This is great management experience and really illustrates the magic of passive income. On any given afternoon, she might be earning money from four or five or even more tutoring jobs. Meanwhile, she can be enjoying a fun extracurricular activity or perhaps earning even more money by holding a tutoring session of her own.
- The Thriving Cider Stand.
The lemonade stand is a classic childhood business. And just because summer is over doesn’t mean your kids have to close up shop. As the weekends get cooler and the leaves begin to change, they can simply switch over to, say, hot apple cider. No matter what they’re selling, the refreshment stand can teach many valuable lessons.

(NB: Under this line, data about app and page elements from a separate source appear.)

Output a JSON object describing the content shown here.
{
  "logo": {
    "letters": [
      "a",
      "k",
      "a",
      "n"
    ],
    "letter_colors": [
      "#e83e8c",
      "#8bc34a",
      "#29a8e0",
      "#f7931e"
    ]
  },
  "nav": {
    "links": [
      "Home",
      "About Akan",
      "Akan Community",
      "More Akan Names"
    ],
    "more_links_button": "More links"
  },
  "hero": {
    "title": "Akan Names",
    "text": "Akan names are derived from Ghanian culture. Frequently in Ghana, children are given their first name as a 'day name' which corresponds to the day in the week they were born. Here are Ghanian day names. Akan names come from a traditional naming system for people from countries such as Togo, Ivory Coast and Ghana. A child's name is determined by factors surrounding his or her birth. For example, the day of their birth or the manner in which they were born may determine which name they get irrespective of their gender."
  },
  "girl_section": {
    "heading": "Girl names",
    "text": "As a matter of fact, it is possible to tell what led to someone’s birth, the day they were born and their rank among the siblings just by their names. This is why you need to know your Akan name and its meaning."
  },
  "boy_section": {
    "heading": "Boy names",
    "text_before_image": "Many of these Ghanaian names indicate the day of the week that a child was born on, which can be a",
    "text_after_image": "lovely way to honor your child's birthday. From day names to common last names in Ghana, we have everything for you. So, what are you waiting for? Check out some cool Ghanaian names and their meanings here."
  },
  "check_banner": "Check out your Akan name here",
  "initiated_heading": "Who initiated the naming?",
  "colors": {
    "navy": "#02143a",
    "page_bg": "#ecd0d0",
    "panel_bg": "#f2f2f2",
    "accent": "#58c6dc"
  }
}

Kids can learn about profit by buying their own ingredients and doing their own marketing. They can shop around for better pricing, learn the benefits of buying in bulk, or negotiate with a local grocer for a better deal on repeat business. They can differentiate themselves by holding “buy two cups get one free” sales or throwing in a free cinnamon sugar cookie with each purchase.
Want to kick it up a notch? Let’s say there’s more than one hot spot in the neighborhood for set-up. You can guide your child through “franchising” by forming a partnership with other neighborhood kids. He can provide the supplies and set-up, and they get paid for managing the table.
At some point your child may find out franchisees aren’t doing what they are supposed to do (giving away drinks to friends or leaving their stand unattended, for example). This is a chance to walk him through the tough conversation he must have. You might even brainstorm ways to stop the problem—say, by giving kids a cut of the profits instead of paying a flat salary.
- The Dog Days of Entrepreneurship (Dog Walking).
Taking Fido for a walk every day is a good way for kids to make a little extra money. (This is especially true in the cooler months as the days get shorter and the temperatures get cooler and people are unable—or just unwilling—to venture out in the evenings.) Add two or three more canine clients to the mix and it becomes a great learning experience in multitasking and client management.
Help your child set up a client database to keep track of client contact information, schedules, payments due and received, and any special requests or needs. Help her learn to gauge her own limits. Once she feels she’s at the outer edge of her ability to serve clients well, it’s time to stop accepting new clients or to bring on a partner or employee.
Taking this business to the next level can be easy and fun. Your child might offer every tenth walk free. Or, she might throw in a free dog washing with every new contract. Likewise, there are good opportunities to “spoke off” a whole new service: If she does a great job as a dog walker, she might offer her clients pet sitting services.
- The Savvy House Sitter.
Being given the keys to someone’s house, and perhaps the temporary custody of a beloved pet, is an honor. Explain to kids just how much trust clients are placing in them—and explain that if they go “above and beyond” they can shore up the relationship in a big way (not to mention generate enthusiastic referrals).
For sure, kids need to clean up any pet messes or spills, water the plants, check the mail, and take out the trash on trash day. That’s just basic good service. But they might also offer to tackle other projects for a small extra fee: scrubbing bathrooms, washing cars, mowing the yard, or organizing photos.